The Administration and their Democrat allies in Congress continue to advance an ever more liberal domestic agenda. It is essential that conservatives adhere to principles of smaller government and individual choice over intrusive government and federal control. This disparity in ideals is no more evident in the public policy debate than in health care.
America spends over $2.5 trillion on health care a year, comprising over 17 percent of our total economy. Skyrocketing cost growth -- twice the rate of inflation -- continues to put health care coverage out of reach for working families, and causes employers to drop existing coverage for employees. John McCain knows that the longer we wait to the address this challenge, the more difficult reform will be. But he also knows that the imperative for expediency must be matched by a commitment to address the fundamental challenge: lowering the cost of care while making coverage more accessible.
America is home to the most innovative health care system in the world. Our doctors, nurses, hospitals, and medical technologies are also the envy of the world. But through murky, inefficient, pay and treatment practices, and the influence of special interests our health care system has become too costly. This reality is further compounded by a tort system that encourages costly and frivolous litigation, more often than not benefiting trial lawyers more than patients, and which leads to costly, unnecessary defensive medicine.
Like most Americans, John McCain believes our health care system is in need of reform. But the right reforms protect our American freedoms rather than creating new government controls and harness the market forces that are the hallmark of our economy: competition and choice. He believes you will know these reforms have succeeded when Americans can access affordable, quality health care coverage that meets their needs, not controlled by the federal government or only available if their employer happens to be able to provide it.

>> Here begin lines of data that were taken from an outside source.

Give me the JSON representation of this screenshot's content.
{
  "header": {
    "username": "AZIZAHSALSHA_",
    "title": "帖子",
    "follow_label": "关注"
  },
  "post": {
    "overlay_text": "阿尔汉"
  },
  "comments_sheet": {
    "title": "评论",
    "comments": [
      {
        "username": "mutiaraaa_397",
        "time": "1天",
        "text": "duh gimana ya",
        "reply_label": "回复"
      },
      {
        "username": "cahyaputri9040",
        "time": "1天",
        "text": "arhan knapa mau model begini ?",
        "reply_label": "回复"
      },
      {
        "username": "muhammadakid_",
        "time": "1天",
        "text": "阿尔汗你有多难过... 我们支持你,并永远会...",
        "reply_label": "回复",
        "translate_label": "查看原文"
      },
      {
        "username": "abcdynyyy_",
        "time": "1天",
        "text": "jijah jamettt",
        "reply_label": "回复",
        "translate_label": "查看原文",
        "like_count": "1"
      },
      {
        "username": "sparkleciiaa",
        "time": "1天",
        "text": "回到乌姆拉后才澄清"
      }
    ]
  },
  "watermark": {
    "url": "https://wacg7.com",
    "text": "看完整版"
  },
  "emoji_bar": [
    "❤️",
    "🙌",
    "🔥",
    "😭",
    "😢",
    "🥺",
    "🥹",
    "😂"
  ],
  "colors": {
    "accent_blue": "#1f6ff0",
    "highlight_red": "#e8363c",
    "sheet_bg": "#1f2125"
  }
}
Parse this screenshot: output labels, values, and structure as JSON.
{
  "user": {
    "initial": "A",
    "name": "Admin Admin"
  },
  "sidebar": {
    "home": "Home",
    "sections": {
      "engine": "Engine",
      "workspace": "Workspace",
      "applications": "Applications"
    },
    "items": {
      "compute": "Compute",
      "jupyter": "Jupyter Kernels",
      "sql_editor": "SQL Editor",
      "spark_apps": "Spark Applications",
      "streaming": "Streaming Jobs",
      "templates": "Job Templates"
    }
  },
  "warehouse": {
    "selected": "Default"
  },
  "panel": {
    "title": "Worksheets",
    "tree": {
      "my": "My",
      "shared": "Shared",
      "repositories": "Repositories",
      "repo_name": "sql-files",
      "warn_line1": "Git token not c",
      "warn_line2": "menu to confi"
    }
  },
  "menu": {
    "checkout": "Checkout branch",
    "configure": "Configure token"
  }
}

As our nation turns to a more focused debate on reforming health care, John McCain will strive to ensure that we preserve the best of our health care system but reform those aspects of our policies most in need of improvement. He will work with members of both parties to secure access to affordable care to all Americans, without turning to a federal government designed and controlled system that will lead to rationing of care, stifling of innovation, and further compounding of our fiscal challenges.